He's eager to get going down the sidewalk, pulling against the leash, but just over my head a crow swoops, landing on the low electrical wire a few feet away. The crow cackles and cackles like an angry witch. Caw, caw, caw! What is she so upset about?

I follow her gaze, and there on the next-door driveway is Kittan, the incredibly friendly neighbor cat who likes to try to get in my car in the mornings and sneak into our house at night.

The cat is yelling back at the crow, her little mouth opening, closing, opening, closing so it looks like the insistent bursts of caw caw caw are coming out of the cat.

Another crow story is that last weekend, Stephen was at his mom's house where the neighbor had these three baby crows who had lost their nest when a tree was cut down. Stephen's mom's neighbor was taking care of the crows. At one point in the visit, pictures were being taken of Stephen with a lovely, docile juvenile crow perched right on his shoulder. I was very jealous.

Another crow story is that my mom has this hummingbird nest in her backyard, and a few weeks ago, two tiny baby hummingbirds were in that nest. And a crow landed in a tree not far away. My mom saw it through the window. She said she saw that crow assess the situation, get into position, dive at the nest, and in seconds, the babies were gone.

Another crow story is that years ago when I lived in Wisconsin, I was out taking a walk, and across the street, jetting through the air was this... duh, crow. But it was making the most uncrow sound I'd ever heard. A high pitched keening. Like when you pinch the blowy part of a balloon and let the air out. I didn't think a crow could make that sound. Maybe it wasn't the crow.

And I looked down and the crow was being chased, on the ground, by a rabbit.

And I looked up, and in one of the crow's claws, it had a small, squirming gray animal.

Logic started to piece itself together. The rabbit was chasing a crow that was carrying off her baby.

The baby was screaming.

I didn't know what to do. I didn't know what to do.

Animals need to hunt. Babies need to survive.

As the crow landed on a wire, the mother rabbit went running off. I didn't know how far away. I stood on one side of the street and the crow perched on the wire just on the other side, the baby bunny in one clawed foot.

The crow used the one foot to pin the bunny against the wire and lowered its beak down toward the bunny's neck.

I started walking across the street.

I couldn't think to yell or wave my arms. Just my legs were working.

I stepped toward the curb almost below the crow. The crow jerked its head down at me.

And dropped the bunny.

The little gray shape fell and landed in the grass, and the crow flew away.

They say you shouldn't move someone when they might be hurt, but on impulse, I bent and picked up the bunny, examining it. Silk in my hands, its little bunny ears. Its little bunny legs were already trying to hop out of my hands. It... he... she... wasn't hurt at all.

I didn't know what to do. I didn't know what to do. My then-husband would balk if I tried to take a bunny home. My then-dog would probably try to attack it. If I took it, the mother rabbit would never see it again.

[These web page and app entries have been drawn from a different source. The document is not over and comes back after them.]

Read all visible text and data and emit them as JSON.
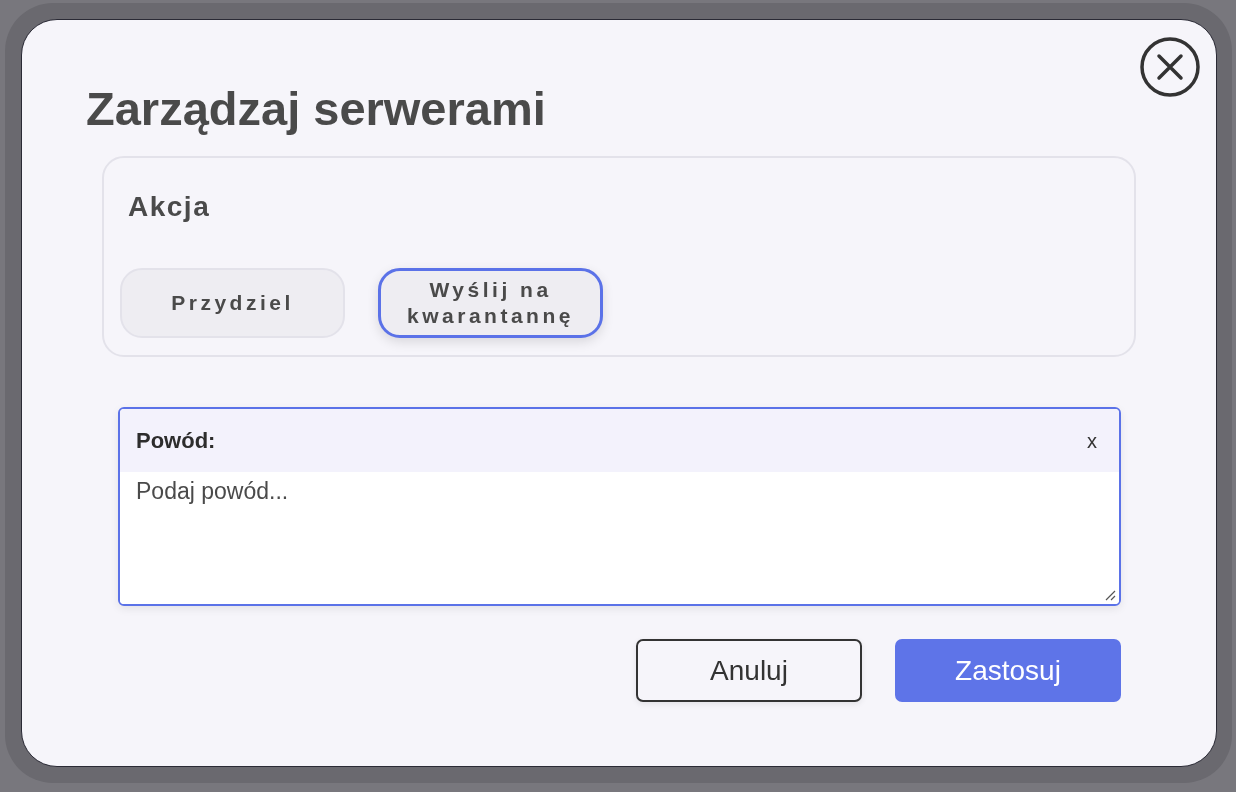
{
  "dialog": {
    "title": "Zarządzaj serwerami",
    "action_section": {
      "label": "Akcja",
      "options": [
        {
          "label": "Przydziel",
          "selected": false
        },
        {
          "label": "Wyślij na kwarantannę",
          "selected": true
        }
      ]
    },
    "reason": {
      "label": "Powód:",
      "clear_label": "x",
      "placeholder": "Podaj powód..."
    },
    "buttons": [
      {
        "label": "Anuluj",
        "kind": "secondary"
      },
      {
        "label": "Zastosuj",
        "kind": "primary"
      }
    ]
  }
}
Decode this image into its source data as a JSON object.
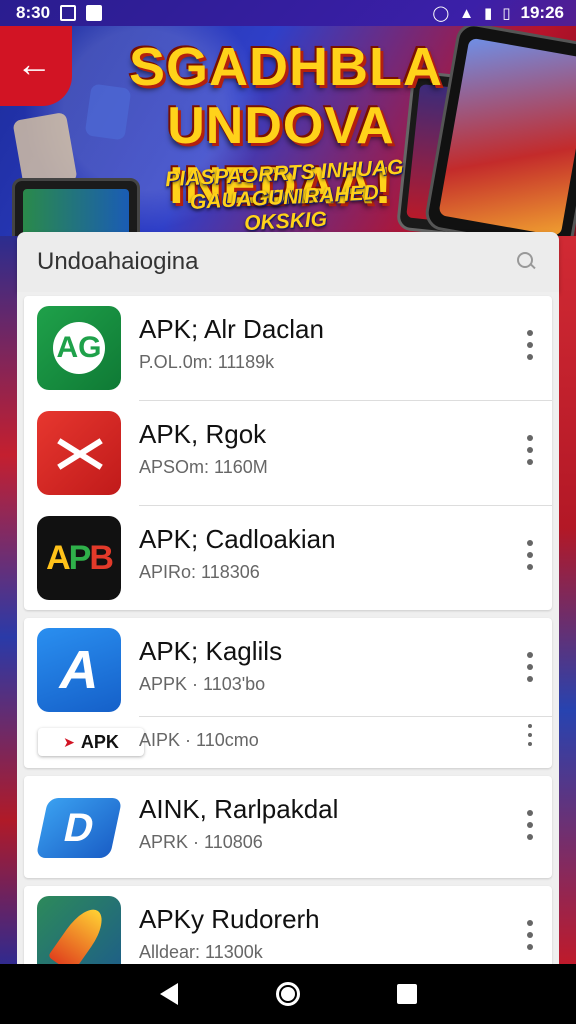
{
  "status_bar": {
    "time_left": "8:30",
    "time_right": "19:26"
  },
  "banner": {
    "title_line1": "SGADHBLA",
    "title_line2": "UNDOVA INEDAA!",
    "subtitle_line1": "PIASPAORRTS INHUAG GOMO",
    "subtitle_line2": "GAUAGUN RAHED OKSKIG"
  },
  "search": {
    "text": "Undoahaiogina"
  },
  "apps": [
    {
      "title": "APK; Alr Daclan",
      "meta": "P.OL.0m: 11189k",
      "icon": "ag-app-icon",
      "icon_text": "AG"
    },
    {
      "title": "APK, Rgok",
      "meta": "APSOm: 1160M",
      "icon": "red-x-app-icon"
    },
    {
      "title": "APK; Cadloakian",
      "meta": "APIRo: 118306",
      "icon": "apb-app-icon",
      "icon_text": [
        "A",
        "P",
        "B"
      ]
    },
    {
      "title": "APK; Kaglils",
      "meta": "APPK · 1103'bo",
      "icon": "blue-a-app-icon",
      "icon_text": "A",
      "badge_label": "APK",
      "sub_meta": "AIPK · 110cmo"
    },
    {
      "title": "AINK, Rarlpakdal",
      "meta": "APRK · 110806",
      "icon": "blue-d-app-icon",
      "icon_text": "D"
    },
    {
      "title": "APKy Rudorerh",
      "meta": "Alldear: 11300k",
      "icon": "feather-app-icon"
    }
  ],
  "colors": {
    "accent_red": "#d21424",
    "banner_yellow": "#ffd21a",
    "card_bg": "#ffffff"
  }
}
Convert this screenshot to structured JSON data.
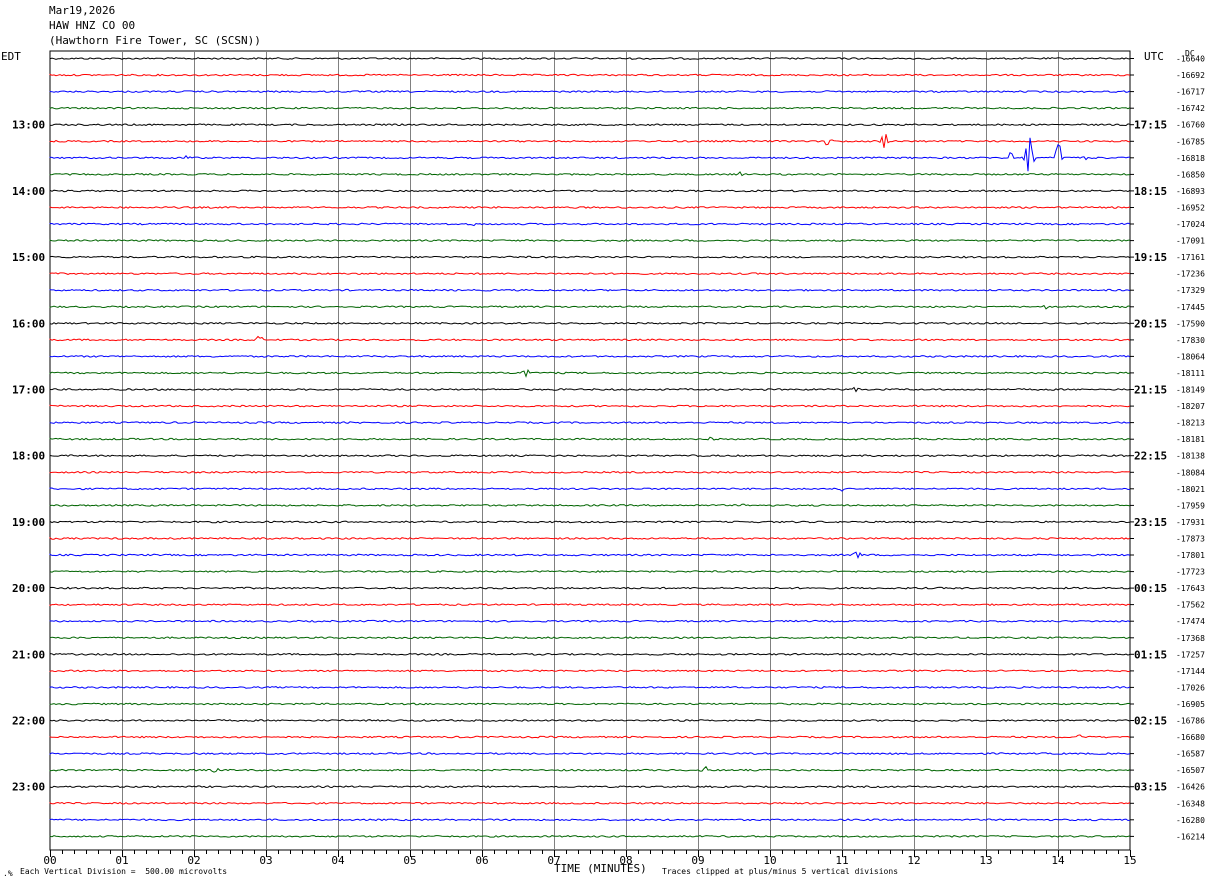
{
  "header": {
    "date": "Mar19,2026",
    "station": "HAW HNZ CO 00",
    "location": "(Hawthorn Fire Tower, SC (SCSN))"
  },
  "left_zone": "EDT",
  "right_zone": "UTC",
  "dc_label": "DC",
  "footer": {
    "scale": "Each Vertical Division =  500.00 microvolts",
    "xlabel": "TIME (MINUTES)",
    "clip": "Traces clipped at plus/minus 5 vertical divisions"
  },
  "colors": {
    "black": "#000000",
    "red": "#ff0000",
    "blue": "#0000ff",
    "green": "#006400",
    "grid": "#808080"
  },
  "chart_data": {
    "type": "line",
    "title": "HAW HNZ CO 00",
    "xlabel": "TIME (MINUTES)",
    "xlim": [
      0,
      15
    ],
    "x_ticks": [
      "00",
      "01",
      "02",
      "03",
      "04",
      "05",
      "06",
      "07",
      "08",
      "09",
      "10",
      "11",
      "12",
      "13",
      "14",
      "15"
    ],
    "left_hour_labels": [
      "13:00",
      "14:00",
      "15:00",
      "16:00",
      "17:00",
      "18:00",
      "19:00",
      "20:00",
      "21:00",
      "22:00",
      "23:00"
    ],
    "right_hour_labels": [
      "17:15",
      "18:15",
      "19:15",
      "20:15",
      "21:15",
      "22:15",
      "23:15",
      "00:15",
      "01:15",
      "02:15",
      "03:15"
    ],
    "trace_colors": [
      "black",
      "red",
      "blue",
      "green"
    ],
    "dc_offsets": [
      "-16640",
      "-16692",
      "-16717",
      "-16742",
      "-16760",
      "-16785",
      "-16818",
      "-16850",
      "-16893",
      "-16952",
      "-17024",
      "-17091",
      "-17161",
      "-17236",
      "-17329",
      "-17445",
      "-17590",
      "-17830",
      "-18064",
      "-18111",
      "-18149",
      "-18207",
      "-18213",
      "-18181",
      "-18138",
      "-18084",
      "-18021",
      "-17959",
      "-17931",
      "-17873",
      "-17801",
      "-17723",
      "-17643",
      "-17562",
      "-17474",
      "-17368",
      "-17257",
      "-17144",
      "-17026",
      "-16905",
      "-16786",
      "-16680",
      "-16587",
      "-16507",
      "-16426",
      "-16348",
      "-16280",
      "-16214"
    ],
    "events": [
      {
        "trace": 5,
        "minute": 10.8,
        "amp": 5
      },
      {
        "trace": 5,
        "minute": 11.6,
        "amp": 10
      },
      {
        "trace": 6,
        "minute": 1.9,
        "amp": 3
      },
      {
        "trace": 6,
        "minute": 13.35,
        "amp": 7
      },
      {
        "trace": 6,
        "minute": 13.6,
        "amp": 29
      },
      {
        "trace": 6,
        "minute": 14.0,
        "amp": 18
      },
      {
        "trace": 6,
        "minute": 14.4,
        "amp": 4
      },
      {
        "trace": 7,
        "minute": 9.6,
        "amp": 3
      },
      {
        "trace": 10,
        "minute": 5.9,
        "amp": 3
      },
      {
        "trace": 15,
        "minute": 13.85,
        "amp": 4
      },
      {
        "trace": 17,
        "minute": 2.9,
        "amp": 6
      },
      {
        "trace": 19,
        "minute": 6.6,
        "amp": 5
      },
      {
        "trace": 20,
        "minute": 11.2,
        "amp": 3
      },
      {
        "trace": 23,
        "minute": 9.2,
        "amp": 5
      },
      {
        "trace": 26,
        "minute": 11.0,
        "amp": 3
      },
      {
        "trace": 27,
        "minute": 9.6,
        "amp": 3
      },
      {
        "trace": 30,
        "minute": 11.2,
        "amp": 5
      },
      {
        "trace": 41,
        "minute": 14.3,
        "amp": 4
      },
      {
        "trace": 43,
        "minute": 9.1,
        "amp": 5
      },
      {
        "trace": 43,
        "minute": 2.3,
        "amp": 3
      }
    ]
  }
}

When I think about it now, I believe I did wrong on every possible account. Yes, I left the bunny there. I hoped that, if I cleared out, the mom would come back and take the bunny home. But I'd picked it up - and sometimes I think about how animals will reject their young if they're touched too early by humans. I don't know if the rabbit came back. I don't know if the crow came back. The next day, I went out and walked and looked and didn't see the bunny.

And here's the thing. Crows gotta eat too.

Now, standing on the sidewalk in Portland, I look back and forth between the crow on the wire and Kittan, the cat in the driveway. The crow cackles and cackles like an angry witch. Caw, caw, caw! What is she so upset about?

I wonder if there's a crow nest somewhere close by, and the crow is cackling her head off in order to keep the cat away.

Mothers and babies.

But I'll never know. Because my baby, the impatient Chihuahua, Nicholas, is pulling against his leash. He doesn't care about the crow and he apparently hasn't noticed the cat. He wants to go and sniff and pee. And the mom thing in me lets go of my curiosity and allows him to lead me down the street.